- _WHAT THE EXERCISE ASKS_
Within these entries, which lines include the string "post"? Copy each one.

- _SOURCE DATA_

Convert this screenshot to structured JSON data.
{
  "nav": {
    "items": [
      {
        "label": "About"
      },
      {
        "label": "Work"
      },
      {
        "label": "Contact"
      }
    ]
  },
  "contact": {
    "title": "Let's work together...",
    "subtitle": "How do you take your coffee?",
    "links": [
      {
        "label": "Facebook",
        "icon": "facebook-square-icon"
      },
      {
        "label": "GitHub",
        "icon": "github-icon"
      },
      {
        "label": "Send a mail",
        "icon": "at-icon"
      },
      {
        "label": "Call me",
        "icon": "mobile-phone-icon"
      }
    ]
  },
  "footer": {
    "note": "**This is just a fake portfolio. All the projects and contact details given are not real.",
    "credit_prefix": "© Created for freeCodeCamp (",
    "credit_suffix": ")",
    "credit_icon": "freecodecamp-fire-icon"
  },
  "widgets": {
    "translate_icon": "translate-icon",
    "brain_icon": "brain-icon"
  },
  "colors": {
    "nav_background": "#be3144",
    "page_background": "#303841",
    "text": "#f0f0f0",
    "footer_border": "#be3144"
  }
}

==

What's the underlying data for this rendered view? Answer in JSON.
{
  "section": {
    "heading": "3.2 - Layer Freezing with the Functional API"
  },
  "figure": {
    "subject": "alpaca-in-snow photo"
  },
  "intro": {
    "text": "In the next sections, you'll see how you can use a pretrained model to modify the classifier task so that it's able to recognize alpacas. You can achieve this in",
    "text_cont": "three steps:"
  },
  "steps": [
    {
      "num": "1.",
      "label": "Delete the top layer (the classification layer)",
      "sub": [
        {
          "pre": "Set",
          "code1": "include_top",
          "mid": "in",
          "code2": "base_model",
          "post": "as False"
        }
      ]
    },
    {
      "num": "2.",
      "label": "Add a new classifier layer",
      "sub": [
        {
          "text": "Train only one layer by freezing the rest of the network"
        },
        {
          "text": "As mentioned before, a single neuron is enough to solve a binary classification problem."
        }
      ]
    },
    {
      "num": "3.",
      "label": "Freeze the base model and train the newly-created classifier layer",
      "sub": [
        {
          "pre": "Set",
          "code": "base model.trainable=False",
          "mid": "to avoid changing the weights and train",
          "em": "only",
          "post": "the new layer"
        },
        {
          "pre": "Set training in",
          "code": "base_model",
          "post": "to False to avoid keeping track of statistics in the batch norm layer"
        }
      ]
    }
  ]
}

- _OUTPUT FOR THIS EXERCISE_
          "post": "as False"
          "post": "the new layer"
          "post": "to False to avoid keeping track of statistics in the batch norm layer"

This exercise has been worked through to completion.